DATA FOR ANALYSIS Start Marker
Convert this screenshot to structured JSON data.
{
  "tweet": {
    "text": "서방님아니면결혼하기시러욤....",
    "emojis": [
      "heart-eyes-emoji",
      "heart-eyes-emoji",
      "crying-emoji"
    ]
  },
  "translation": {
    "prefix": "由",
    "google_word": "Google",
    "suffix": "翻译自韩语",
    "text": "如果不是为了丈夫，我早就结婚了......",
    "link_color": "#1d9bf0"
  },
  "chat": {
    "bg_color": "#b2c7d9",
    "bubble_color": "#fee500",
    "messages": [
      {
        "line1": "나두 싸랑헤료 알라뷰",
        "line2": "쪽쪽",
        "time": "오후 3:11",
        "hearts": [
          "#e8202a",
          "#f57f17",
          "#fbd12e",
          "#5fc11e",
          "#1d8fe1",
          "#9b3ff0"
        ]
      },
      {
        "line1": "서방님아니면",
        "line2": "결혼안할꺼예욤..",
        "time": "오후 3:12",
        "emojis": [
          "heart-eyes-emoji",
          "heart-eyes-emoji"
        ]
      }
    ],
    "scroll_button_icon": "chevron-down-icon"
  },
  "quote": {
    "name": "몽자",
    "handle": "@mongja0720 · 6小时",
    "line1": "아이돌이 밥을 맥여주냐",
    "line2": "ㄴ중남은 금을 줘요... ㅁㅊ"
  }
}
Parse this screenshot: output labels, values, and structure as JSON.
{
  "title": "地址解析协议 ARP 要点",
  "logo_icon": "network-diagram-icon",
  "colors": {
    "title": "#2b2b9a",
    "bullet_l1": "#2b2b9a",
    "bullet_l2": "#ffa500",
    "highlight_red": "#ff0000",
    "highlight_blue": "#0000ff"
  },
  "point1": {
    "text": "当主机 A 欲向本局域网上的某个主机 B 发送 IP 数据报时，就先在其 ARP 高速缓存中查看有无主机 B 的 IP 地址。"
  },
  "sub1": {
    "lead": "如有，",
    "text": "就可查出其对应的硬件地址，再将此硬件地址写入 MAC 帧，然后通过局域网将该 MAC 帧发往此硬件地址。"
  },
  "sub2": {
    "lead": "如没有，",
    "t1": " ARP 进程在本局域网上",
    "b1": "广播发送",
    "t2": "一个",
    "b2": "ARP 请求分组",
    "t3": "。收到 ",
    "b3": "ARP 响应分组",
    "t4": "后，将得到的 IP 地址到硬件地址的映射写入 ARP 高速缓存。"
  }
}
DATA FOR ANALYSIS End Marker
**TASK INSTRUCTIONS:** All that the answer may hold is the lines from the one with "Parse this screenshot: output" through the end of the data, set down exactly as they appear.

**THE COMPLETED TASK:**
Parse this screenshot: output labels, values, and structure as JSON.
{
  "title": "地址解析协议 ARP 要点",
  "logo_icon": "network-diagram-icon",
  "colors": {
    "title": "#2b2b9a",
    "bullet_l1": "#2b2b9a",
    "bullet_l2": "#ffa500",
    "highlight_red": "#ff0000",
    "highlight_blue": "#0000ff"
  },
  "point1": {
    "text": "当主机 A 欲向本局域网上的某个主机 B 发送 IP 数据报时，就先在其 ARP 高速缓存中查看有无主机 B 的 IP 地址。"
  },
  "sub1": {
    "lead": "如有，",
    "text": "就可查出其对应的硬件地址，再将此硬件地址写入 MAC 帧，然后通过局域网将该 MAC 帧发往此硬件地址。"
  },
  "sub2": {
    "lead": "如没有，",
    "t1": " ARP 进程在本局域网上",
    "b1": "广播发送",
    "t2": "一个",
    "b2": "ARP 请求分组",
    "t3": "。收到 ",
    "b3": "ARP 响应分组",
    "t4": "后，将得到的 IP 地址到硬件地址的映射写入 ARP 高速缓存。"
  }
}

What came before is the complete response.